Living in Taiwan is easy and enjoyable, which means that few people achieve their original goal of staying for only one year. Many English teachers stay in Taiwan for at least three years and some never leave. This means that the job market is flooded and many people looking for jobs have a lot of experience. Although there are still many jobs available and it is almost unheard of for someone to not find a job at all, it may take some time to find an ideal job. New arrivals who enter Taiwan before securing a job should ensure that they have enough money to support themselves while job hunting.

A bachelor’s degree in any discipline from an accredited university in an English speaking country is the basic requirement for employment in Taiwan. One will not be granted an Alien Residence Certificate (ARC) without this. 


Teaching English in buxibans

The majority of jobs are at after-school English learning centres or buxibans. This is where elementary school-aged children go in the afternoon for supplemental English-immersion programme. The classes will generally meet for two or three hours a day and the teacher will have the same class for the whole year. Most buxibans have a morning kindergarten operating in the same building, so many expat teachers will teach kindergarten in the morning and buxiban in the afternoon. The English fluency in these classes is generally quite good, as most of the children have been learning since age three. 
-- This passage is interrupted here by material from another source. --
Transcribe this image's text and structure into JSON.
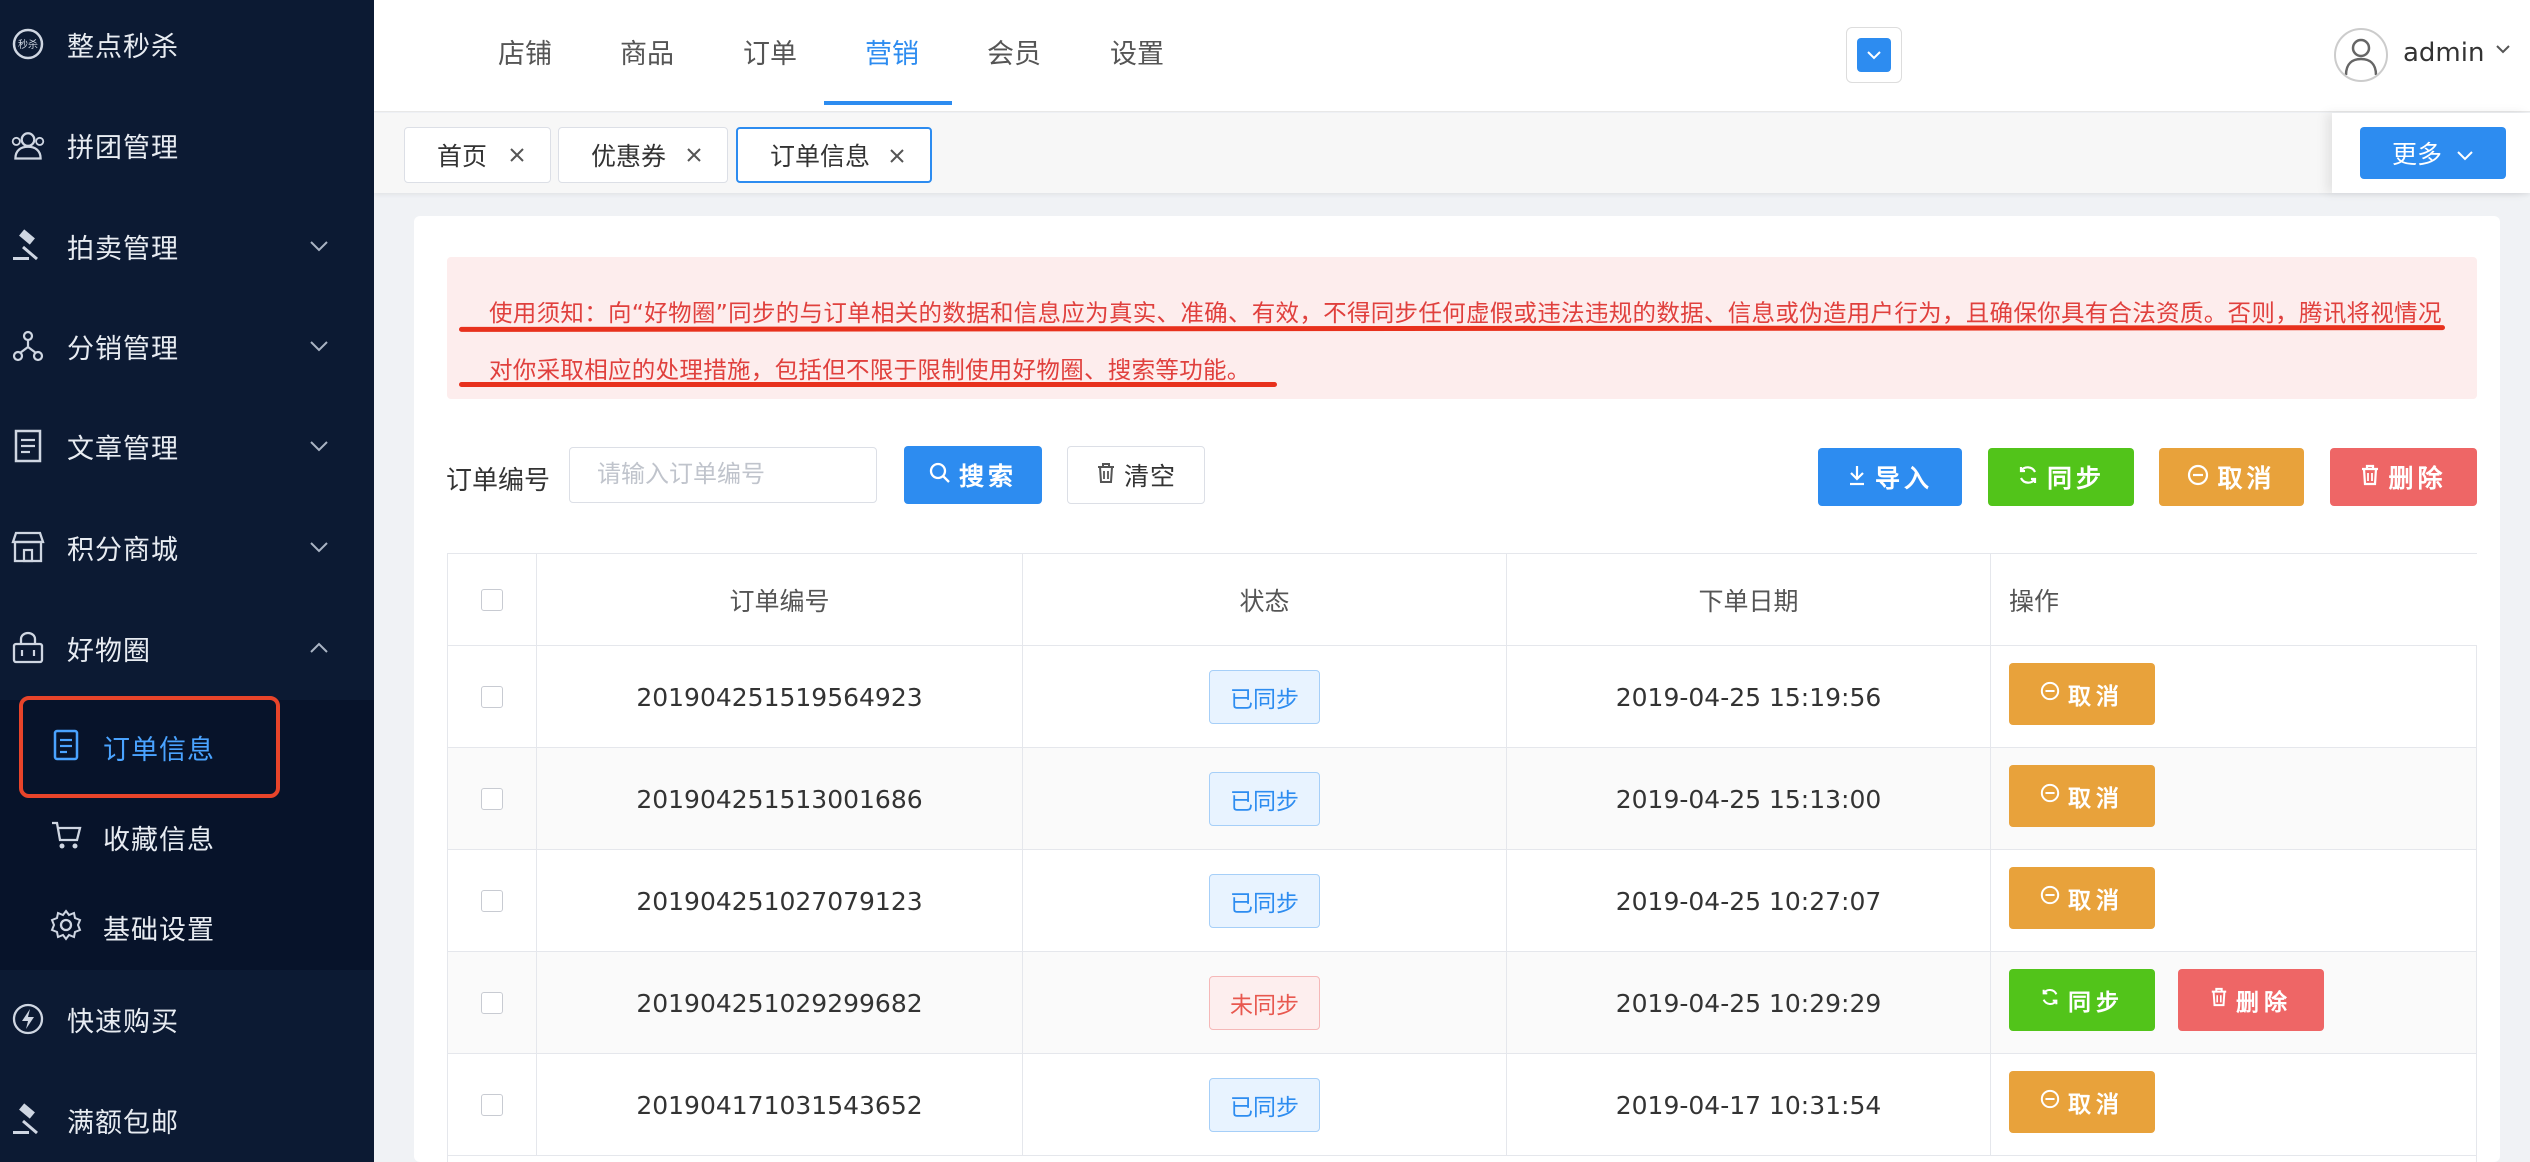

Teaching English in Taiwanese schools

Local elementary and high schools also hire foreign English teachers to teach conversational English. Teachers generally have many different classes, each of which they will see for a couple of periods each week.

There are jobs teaching adults in Taiwan but these are less abundant. Students tend to take their studies more seriously and the classes are much smaller, sometimes even one-on-one. For these jobs, an expat may be based at an institution or language school where the students will come to the teacher, or the teacher will go to the business and teach there. 

Colleges and universities also offer employment which generally pays better, but one must have a Masters degree to qualify.


Finding a job teaching English in Taiwan

Many expats find that it can be easier to find a job from within Taiwan, especially as some reputable employers want to meet candidates before they hire them.

Most teachers find jobs through reputable online job portals - many of which cater specifically to prospective English teachers. Some portals are extremely popular, with jobs being posted frequently, especially close to the beginning of the school year. 

Otherwise, there are many intermediary placement agencies that aim to place teachers in schools, while also often offering teachers some degree of orientation into Taiwanese life. 

Mara Horowitz Our Expat Expert

I grew up in South Africa and always felt at home amongst the rolling oceans and endless skies. I always felt deep loyalty towards my home country but coupled with this felt a wish to travel and to explore. After completing my Bachelor of Arts in Psychology and English Literature I went on to attain a teaching certificate. I then found myself settled in a quaint little house with good friends, a good job, a steady income and a gorgeous little cat. I realised that the time had come. The possibility to live out my days in the university town of Grahamstown was gaining in strength daily. I now had to either go abroad or stop saying that one day I would.  

This realisation was the beginning and in a whirlwind six months after which I found myself in Taipei, Taiwan. At first everything was different, huge, new and overwhelming but as time went by I began to sense that actually everything was still the same. It was still me looking at the world. It was still me drawing conclusions and making perceptions through the same mental habits and constructs that I had always used. With this development life returned to normality and I was ready to accept all of the promises of living in a foreign country, to find the experiences and to see the excitement.